**Task to complete:** Only lines with the string "Topic" should be returned from the data below.

[Dataset rows describing interfaces]
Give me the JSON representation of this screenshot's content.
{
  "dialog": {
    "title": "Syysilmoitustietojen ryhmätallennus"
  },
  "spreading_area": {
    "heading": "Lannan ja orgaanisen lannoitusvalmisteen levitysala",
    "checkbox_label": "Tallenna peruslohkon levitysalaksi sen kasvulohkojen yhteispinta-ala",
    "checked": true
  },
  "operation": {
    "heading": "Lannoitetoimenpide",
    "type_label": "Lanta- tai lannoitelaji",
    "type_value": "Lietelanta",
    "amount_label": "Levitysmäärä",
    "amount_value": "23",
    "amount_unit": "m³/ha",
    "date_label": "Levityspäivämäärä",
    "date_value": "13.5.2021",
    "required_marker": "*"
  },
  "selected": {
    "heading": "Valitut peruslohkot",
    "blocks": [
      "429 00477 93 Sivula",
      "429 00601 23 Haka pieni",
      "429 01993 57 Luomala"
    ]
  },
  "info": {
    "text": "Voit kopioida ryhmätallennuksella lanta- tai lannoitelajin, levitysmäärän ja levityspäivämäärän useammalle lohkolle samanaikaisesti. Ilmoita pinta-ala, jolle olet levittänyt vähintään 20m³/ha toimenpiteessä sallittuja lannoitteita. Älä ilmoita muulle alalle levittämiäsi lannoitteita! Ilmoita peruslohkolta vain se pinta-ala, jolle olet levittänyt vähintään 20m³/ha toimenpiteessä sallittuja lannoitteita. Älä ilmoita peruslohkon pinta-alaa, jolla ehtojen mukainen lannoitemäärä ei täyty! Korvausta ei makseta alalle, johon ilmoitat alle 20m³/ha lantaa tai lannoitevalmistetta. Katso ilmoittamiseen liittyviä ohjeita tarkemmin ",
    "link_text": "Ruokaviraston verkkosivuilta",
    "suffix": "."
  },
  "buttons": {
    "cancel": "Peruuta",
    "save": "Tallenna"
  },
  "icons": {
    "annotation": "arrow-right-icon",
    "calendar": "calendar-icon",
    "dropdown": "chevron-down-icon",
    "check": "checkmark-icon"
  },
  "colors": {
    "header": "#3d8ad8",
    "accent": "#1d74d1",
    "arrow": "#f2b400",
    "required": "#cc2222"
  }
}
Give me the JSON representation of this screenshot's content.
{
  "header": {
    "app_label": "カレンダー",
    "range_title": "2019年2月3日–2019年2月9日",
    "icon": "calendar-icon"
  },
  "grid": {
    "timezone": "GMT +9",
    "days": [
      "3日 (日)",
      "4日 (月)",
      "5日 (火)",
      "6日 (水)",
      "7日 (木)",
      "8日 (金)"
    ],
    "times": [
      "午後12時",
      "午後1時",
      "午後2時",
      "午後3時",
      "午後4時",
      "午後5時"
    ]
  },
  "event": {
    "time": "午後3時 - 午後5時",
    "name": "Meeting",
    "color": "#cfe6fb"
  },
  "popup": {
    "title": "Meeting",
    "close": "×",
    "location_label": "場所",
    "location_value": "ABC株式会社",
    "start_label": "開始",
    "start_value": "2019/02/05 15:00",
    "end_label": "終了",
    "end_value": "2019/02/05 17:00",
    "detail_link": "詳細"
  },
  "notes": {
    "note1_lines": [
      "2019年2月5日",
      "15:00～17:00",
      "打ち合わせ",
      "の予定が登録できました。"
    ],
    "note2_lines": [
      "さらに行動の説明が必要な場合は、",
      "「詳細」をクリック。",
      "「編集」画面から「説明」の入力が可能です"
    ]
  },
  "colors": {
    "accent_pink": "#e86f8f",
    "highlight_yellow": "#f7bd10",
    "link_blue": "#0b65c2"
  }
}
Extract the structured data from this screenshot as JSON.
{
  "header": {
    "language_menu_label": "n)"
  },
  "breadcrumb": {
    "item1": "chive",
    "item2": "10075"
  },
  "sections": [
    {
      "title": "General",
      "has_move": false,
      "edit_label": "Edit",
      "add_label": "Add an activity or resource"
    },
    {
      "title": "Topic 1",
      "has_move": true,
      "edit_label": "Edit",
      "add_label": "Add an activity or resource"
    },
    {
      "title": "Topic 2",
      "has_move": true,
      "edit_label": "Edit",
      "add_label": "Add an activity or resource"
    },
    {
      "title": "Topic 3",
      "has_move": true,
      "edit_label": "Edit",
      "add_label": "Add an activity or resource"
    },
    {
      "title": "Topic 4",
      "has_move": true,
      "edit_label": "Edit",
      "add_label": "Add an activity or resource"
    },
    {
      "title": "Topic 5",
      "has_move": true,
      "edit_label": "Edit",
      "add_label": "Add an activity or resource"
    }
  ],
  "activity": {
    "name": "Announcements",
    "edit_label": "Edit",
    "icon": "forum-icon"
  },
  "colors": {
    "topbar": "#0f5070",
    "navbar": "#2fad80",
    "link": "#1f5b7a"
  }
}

**Task output:**
      "title": "Topic 1",
      "title": "Topic 2",
      "title": "Topic 3",
      "title": "Topic 4",
      "title": "Topic 5",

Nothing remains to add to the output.